The film is set 22 years after the events of the first Jurassic Park movie. In this new World extinct dinosaurs are no longer interesting, not content with bland and boring dinosaurs brought back to life through the wonders of modern technology the consumers demand more. The scientists at Isla Nublar theme park are happy to oblige and in the interest of commercial gains they cook up a new dinosaur, a hybrid made up of all the worst traits of some bad dino dudes. The indominus rex is the animal tasked with stopping the commercial rot. The dinosaur is the personification of consumer and corporate excess according to the director Colin Trevorrow: “We’re surrounded by wonder and yet we want more, and we want it bigger, faster, louder, better. And in the world of the movie, the animal is designed based on a series of corporate focus groups.”
Bryce Dallas Howard stars as Claire Dearing, the park operations manager. The visit of her nephews Zach and Gray Mitchell happens at a time when she is at her busiest and least attentive. They decide to ditch their aunt’s assistant who was saddled with babysitting duty at the worst possible time as their adventure happens around the same time the indominus rex breaks free, and shortly after she develops a taste for human flesh. From this point the movie’s fast pace takes on some more exciting twists and turns and even a throwback to the Jurassic Park, and some familiar wheels that will be recognisable to fans of that film. Chris Pratt stars as Owen Grady, a Velociraptor expert and trainer. He is the man tasked with saving the day.
Entertaining and action packed from start to finish
The indominus rex is a formidable foe, after 30 minutes it is apparent that the animal is in fact the most intelligent creature on the screen. The more we see of the dastardly the dinosaur the less likely it seems that she will be stopped, in the indominus rex they have an intelligent, ruthless, calculated killing machine who is unquestionably considerably smarter than the human trying in vain to halt her murderous rampage. Every harebrained scheme they concoct to try and stop indominus rex seems doomed to failure as the man eating dinosaur continues to move closer to the 20,000+ vulnerable park guests after escaping her enclosure in a secluded part of the island.
In the final act of the film, having been action packed from early on you start to wonder where they’ll summon the strength from for the big finish, and it doesn’t disappoint. Having become engrossed and impressed in equal measure I was waiting for a dip that never came, having enjoyed all 123 mins of Jurrasic World I left knowing full well I’d happily go and see it on the big screen again, if for nothing else than the dinosaur death match, which is one of the greatest fight scenes I’ve seen on film.
This is a blockbuster popcorn flick designed to, first and foremost entertain, the movie doesn’t require much thinking to follow but there are subtle instances of deeper themes that offer some insight into real World issues like the failings of the theme park industry and the problems that arise from keeping animals in captivity and how for the right amount of money anything is for sale, you get the sense all is ethical in the pursuit of commercial gains.

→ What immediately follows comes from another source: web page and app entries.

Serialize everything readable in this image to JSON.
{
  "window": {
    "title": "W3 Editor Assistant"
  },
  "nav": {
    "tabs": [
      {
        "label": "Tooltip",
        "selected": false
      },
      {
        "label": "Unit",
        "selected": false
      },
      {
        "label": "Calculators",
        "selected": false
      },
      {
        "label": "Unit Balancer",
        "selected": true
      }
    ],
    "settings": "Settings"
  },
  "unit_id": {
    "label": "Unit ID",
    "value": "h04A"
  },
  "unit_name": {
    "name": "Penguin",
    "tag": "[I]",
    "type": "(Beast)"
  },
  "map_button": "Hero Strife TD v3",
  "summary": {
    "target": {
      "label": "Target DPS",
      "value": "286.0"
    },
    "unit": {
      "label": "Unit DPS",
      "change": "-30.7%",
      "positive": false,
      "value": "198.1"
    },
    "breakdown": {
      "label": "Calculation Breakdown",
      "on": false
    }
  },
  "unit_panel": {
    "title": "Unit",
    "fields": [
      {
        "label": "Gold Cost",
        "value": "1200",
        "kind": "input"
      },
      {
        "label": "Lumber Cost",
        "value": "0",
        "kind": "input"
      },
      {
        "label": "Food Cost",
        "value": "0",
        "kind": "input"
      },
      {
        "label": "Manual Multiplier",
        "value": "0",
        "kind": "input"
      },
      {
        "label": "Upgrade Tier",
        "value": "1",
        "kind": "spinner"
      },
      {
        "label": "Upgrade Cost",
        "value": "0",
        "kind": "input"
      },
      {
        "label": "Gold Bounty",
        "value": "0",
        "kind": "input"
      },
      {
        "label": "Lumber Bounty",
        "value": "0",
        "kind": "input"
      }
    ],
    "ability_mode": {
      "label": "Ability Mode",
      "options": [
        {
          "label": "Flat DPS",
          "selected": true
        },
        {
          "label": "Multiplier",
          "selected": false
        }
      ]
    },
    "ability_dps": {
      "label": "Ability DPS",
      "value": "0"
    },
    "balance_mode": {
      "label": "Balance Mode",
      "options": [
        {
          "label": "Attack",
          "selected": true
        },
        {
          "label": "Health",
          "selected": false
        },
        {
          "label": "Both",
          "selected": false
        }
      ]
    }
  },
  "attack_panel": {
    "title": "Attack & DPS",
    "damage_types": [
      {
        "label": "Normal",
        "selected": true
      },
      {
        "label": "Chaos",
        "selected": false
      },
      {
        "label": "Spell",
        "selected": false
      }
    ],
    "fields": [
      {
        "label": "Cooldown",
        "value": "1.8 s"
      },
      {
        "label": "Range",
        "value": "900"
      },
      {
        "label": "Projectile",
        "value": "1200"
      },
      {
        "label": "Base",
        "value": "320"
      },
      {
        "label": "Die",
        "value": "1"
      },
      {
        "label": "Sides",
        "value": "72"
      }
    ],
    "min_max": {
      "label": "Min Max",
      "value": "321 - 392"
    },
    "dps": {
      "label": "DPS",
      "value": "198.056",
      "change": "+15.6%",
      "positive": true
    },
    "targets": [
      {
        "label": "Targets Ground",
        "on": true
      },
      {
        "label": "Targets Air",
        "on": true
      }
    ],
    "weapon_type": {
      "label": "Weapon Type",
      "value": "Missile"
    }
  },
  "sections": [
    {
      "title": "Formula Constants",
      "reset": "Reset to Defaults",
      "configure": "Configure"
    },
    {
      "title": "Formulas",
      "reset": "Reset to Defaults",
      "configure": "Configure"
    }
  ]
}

Jurassic World is as entertaining a film you’re likely to see this year, the action is served thick and fast. The dinosaurs are bigger, better, and angrier.
In Colour @ the Movies | Jurassic World | ☆☆☆☆
Directed by Colin Trevorrow, written by Colin Trevorrow & Derek Connolly and starring Chris Pratt, Bryce Dallas Howard, Jake Johnson, Ty Simpkins, Nick Robinson, Jason Schwartzman, Omar SY, Irrfan Khan, BD Wong, Judy Greer, Katie McGrath, Lauren Lapkus.
Jurassic World is in cinemas now.